“That’s nice,” Riley lied. She tried to forget about the moving truck. “We should go back inside now.”

“It’s so nice out here, though!” Tinker said, wriggling her bottom in what, had she been something other than a human toothpick covered in skin, would have been a lasvicious fashion. “C’mon, Ri-Ri. You never want to just hang out any more. We can make mimosas, drop SPAM on convertibles…it’ll be like old times.”

“I never dropped SPAM on anything,” Riley said, taking one of Tinker’s wasted arms and tugging. For someone who must’ve weighed about ninety pounds, she was difficult to move. “C’mon. Hup. Before somebody calls the cops.”

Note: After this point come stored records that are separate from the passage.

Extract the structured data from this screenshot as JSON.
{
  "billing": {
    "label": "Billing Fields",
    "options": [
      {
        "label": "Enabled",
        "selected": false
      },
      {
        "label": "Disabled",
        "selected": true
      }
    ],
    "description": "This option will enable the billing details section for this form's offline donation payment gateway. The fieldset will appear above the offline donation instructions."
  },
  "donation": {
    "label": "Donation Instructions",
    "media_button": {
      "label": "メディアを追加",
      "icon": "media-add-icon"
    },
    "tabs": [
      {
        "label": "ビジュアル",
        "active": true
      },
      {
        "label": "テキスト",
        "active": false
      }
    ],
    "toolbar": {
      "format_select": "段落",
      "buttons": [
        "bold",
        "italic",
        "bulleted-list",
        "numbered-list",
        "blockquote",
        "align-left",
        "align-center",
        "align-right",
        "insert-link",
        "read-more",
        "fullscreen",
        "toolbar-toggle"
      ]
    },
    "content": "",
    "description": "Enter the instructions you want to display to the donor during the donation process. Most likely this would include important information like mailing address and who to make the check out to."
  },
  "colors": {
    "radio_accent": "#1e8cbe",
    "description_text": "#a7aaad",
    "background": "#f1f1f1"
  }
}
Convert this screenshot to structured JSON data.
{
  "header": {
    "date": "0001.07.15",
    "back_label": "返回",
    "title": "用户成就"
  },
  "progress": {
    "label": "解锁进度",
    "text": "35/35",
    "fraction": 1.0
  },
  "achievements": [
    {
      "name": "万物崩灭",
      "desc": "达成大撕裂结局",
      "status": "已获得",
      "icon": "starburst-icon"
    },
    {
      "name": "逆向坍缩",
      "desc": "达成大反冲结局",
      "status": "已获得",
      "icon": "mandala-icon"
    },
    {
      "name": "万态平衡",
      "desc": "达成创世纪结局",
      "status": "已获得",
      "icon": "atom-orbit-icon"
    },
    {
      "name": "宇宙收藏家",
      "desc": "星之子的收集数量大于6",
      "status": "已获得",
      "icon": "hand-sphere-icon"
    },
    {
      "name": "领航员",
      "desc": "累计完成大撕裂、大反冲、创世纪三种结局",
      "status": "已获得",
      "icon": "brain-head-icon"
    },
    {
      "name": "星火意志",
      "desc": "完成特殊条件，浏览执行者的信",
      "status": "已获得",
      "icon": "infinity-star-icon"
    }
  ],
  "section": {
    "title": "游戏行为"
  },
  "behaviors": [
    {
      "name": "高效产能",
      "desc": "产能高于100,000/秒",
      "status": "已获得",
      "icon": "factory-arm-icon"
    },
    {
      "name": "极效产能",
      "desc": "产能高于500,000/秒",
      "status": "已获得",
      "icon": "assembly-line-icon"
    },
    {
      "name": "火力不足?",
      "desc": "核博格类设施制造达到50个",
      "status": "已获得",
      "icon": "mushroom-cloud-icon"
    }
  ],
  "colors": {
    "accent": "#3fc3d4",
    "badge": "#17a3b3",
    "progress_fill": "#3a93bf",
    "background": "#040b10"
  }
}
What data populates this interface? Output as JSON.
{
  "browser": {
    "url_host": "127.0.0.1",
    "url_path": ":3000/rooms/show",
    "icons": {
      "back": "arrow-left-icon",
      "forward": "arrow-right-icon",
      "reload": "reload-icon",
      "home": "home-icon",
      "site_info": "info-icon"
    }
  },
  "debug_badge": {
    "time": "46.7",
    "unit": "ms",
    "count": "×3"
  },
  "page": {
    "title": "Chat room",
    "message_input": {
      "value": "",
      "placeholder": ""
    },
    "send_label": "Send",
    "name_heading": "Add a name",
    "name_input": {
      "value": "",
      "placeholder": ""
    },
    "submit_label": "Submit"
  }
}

Tinker waved an airy gloved hand. “Nobody’ll do that,” she said. “I’m the local artist. Who’s going to call the cops on artistry?”

To punctuate this concept, she threw the bucket over the ledge as well. There was a loud crunch, and the tinkle of shattered glass.

It was only then, when a dog started barking and lights came on in the first floor apartment, that Tinker deigned to stroll back inside.

“Have it your way,” she said, as though she’d simply decided to retreat. “Let me take down the camera and I’ll grab you a beer.”